More than 350 students have enrolled in the Summer Dual Credit Program, said Nancy Torres, SISD’s advanced academics coordinator.
“This year we are offering additional courses,” Torres said. “This is a great opportunity for 11th-grade students to earn college credit before their senior year of high school.”
The program is a collaboration between Team SISD and El Paso Community College. Transportation and cafeteria services will be provided for students.
What: Dual Credit Summer Program kick-off
Who: Students, SISD and EPCC administration, faculty and staff
Where: Americas High School, small gym 12101 Pellicano Dr.
In an effort to raise awareness and increase the number of organ donors within the state of Texas, student council organizations in the Socorro Independent School District partnered with Donate Life Texas to participate in “Dare to Dream. Dare to Do,” the annual Texas Association of Student Councils (TASC) campaign to help the cause.
The statewide project will allow Team SISD student council groups to educate the community about the need for organ/tissue donations, and encourage them to register as donors. The goal is to make a difference by saving lives.
According to Donate Life America, 125,000 men, women and children await lifesaving organ transplants, and every 10 minutes another person is added to the list.

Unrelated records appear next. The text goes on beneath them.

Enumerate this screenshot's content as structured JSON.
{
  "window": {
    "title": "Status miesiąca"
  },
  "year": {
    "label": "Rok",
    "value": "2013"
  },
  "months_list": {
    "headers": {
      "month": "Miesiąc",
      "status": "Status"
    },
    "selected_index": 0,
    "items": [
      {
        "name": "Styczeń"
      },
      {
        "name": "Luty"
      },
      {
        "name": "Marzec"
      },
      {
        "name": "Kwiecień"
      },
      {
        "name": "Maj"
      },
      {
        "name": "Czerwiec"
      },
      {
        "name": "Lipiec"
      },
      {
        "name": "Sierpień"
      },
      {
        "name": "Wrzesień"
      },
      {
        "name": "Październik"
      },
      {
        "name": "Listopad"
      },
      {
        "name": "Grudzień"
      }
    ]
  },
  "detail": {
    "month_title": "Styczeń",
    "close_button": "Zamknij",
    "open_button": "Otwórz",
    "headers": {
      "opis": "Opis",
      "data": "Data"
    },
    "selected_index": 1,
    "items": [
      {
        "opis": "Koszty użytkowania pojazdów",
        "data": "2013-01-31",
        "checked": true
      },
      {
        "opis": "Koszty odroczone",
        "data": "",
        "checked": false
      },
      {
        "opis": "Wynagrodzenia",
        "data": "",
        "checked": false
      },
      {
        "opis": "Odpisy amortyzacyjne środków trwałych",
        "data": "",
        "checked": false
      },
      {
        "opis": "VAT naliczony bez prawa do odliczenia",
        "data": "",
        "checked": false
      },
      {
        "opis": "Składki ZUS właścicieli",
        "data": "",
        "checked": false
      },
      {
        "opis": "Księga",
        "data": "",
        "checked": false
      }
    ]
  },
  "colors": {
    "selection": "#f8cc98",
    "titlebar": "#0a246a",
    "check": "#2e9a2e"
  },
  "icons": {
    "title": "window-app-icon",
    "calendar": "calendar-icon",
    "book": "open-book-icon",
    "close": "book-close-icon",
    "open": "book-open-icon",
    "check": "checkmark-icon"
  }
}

“A few weeks ago I met a lady who shared her story of battling cancer for more than ten years and how grateful she was for her lung and kidney transplant,” said Flor Dominguez, senior student at Socorro High School and the student council community service chair. “It wasn’t until I looked into her eyes that I fully understood the impact a donor can have.”
Each campus will strive to meet its goal of 200 registrations to have a collective total of more than 1,000 registrations. The schools will promote registrations at basketball games, school assemblies, parent nights and on their school websites.
“This is a unique project,” said Lorraine Varela, student activities director at Americas High School. “It’s teaching students the importance of giving back and true service, helping one another. We are extremely excited to be a part of such a large project that will essentially help save lives.”
To learn more about the “Dare to Dream. Dare to Do” initiative click HERE. Below are the links for the SISD school campaigns.